It has two campuses:
(a) Gandhi Smriti
Gandhi Smriti, housed in the Old Birla House on 5, Tees January Marg, New Delhi, is the sacred place where Mahatma Gandhi's epic Life ended on 30 January 1948. Mahatma Gandhi had lived in this house from 9 September 1947 to 30 January 1948. Thus, the hallowed house treasures many memories of the last 144 days of his life. The Old Birla House was acquired by the Government of India in 1971 and was converted into a National Memorial of the Father of the Nation and was opened to the public on August 15, 1973.
The preserves include the room where Mahatma Gandhi lived and the prayer ground where he held a mass congregation every evening. It was here where assassin’s bullets felled Gandhiji. The building and the landscape have been preserved as they were in those days.
The Memorial consists of: (a) Visual Aspects to perpetuate the memory of Mahatma Gandhi and the noble ideals he represented, (b) Educative Aspects to focus concentrated attention on certain values of life that made Gandhi a Mahatma, and (c) Service Aspects to introduce activities in order to subserve certain felt needs.
On display in the Museum are photographs, sculptures, paintings, frescos, inscriptions on rocks and relics pertaining to the years Mahatma Gandhi spent here. The meagre personal effects of Gandhiji too are carefully preserved.
A larger than life statue of Mahatma Gandhi, with a boy and a girl holding a dove in their hands standing on either side, emerging out of the globe, symbolising his universal concern for the poor and the deprived, welcomes the visitor at the main entrance of the Gandhi Smriti. It is the work of the renowned sculptor Sri Ram Sutar. The legend at the base of the sculpture says, "My Life is My Message".
A Martyr's Column stands at the spot where the Father of the Nation was assassinated, commemorating the Martyrdom of Mahatma Gandhi as the embodiment of all the sufferings and sacrifices that characterised the long struggle for India's Freedom.
(b) International Centre of Gandhian Studies and Research
The second campus is situated adjacent to the Mahatma Gandhi Samadhi at Rajghat. The sprawling thirty-six acre campus came into existence in 1969 to mark the centenary of Mahatma Gandhi. An International Gandhi Darshan Exhibition was housed to commemorate the occasion. Divided into six huge pavilions spread across the campus, it sought to bring alive the eternal message of the Mahatma “My Life is My Message”. The founding fathers envisaged that in due course of time it would evolve into an educational centre of international stature.
This dream came true when in 1994, during the 125th Birth Anniversary of Gandhiji; the campus was converted into an International Centre of Gandhian Studies and Research (ICGSR). The Centre offers research and guidance facilities to scholars from India and abroad, documentation of various peace initiatives and seeks to provide various inputs on Gandhi and allied subjects at one place.

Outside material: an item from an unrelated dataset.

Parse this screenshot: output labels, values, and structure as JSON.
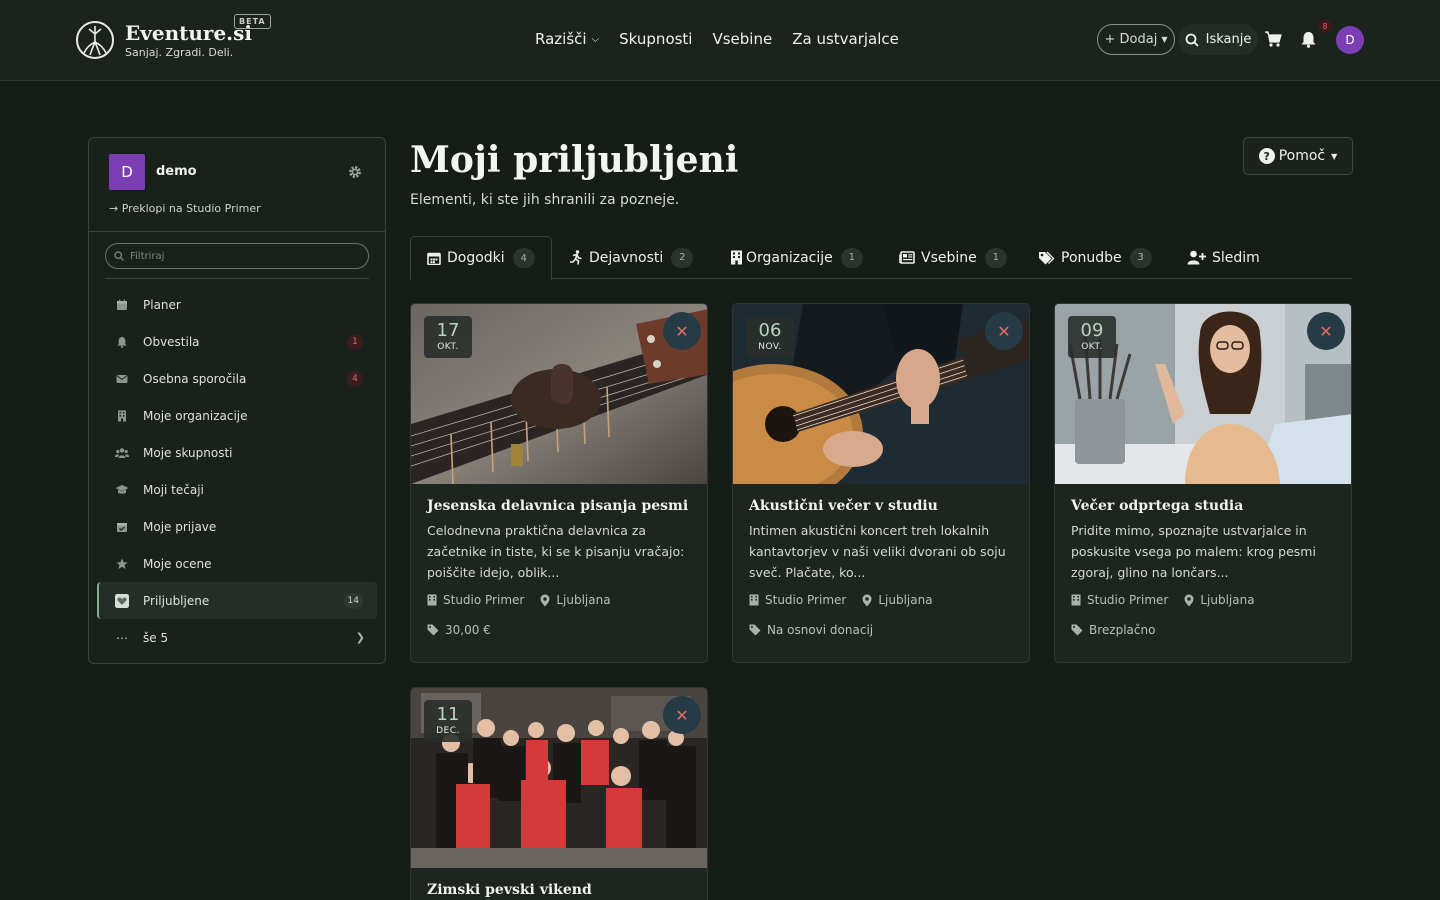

At present the Centre provides a comprehensive exhibition on Gandhi, conference halls, camping facilities for major national and international meets, a library, children's corner, photo unit and a publications division.
The Samiti also publishes a journal, titled Anasakti Darshan.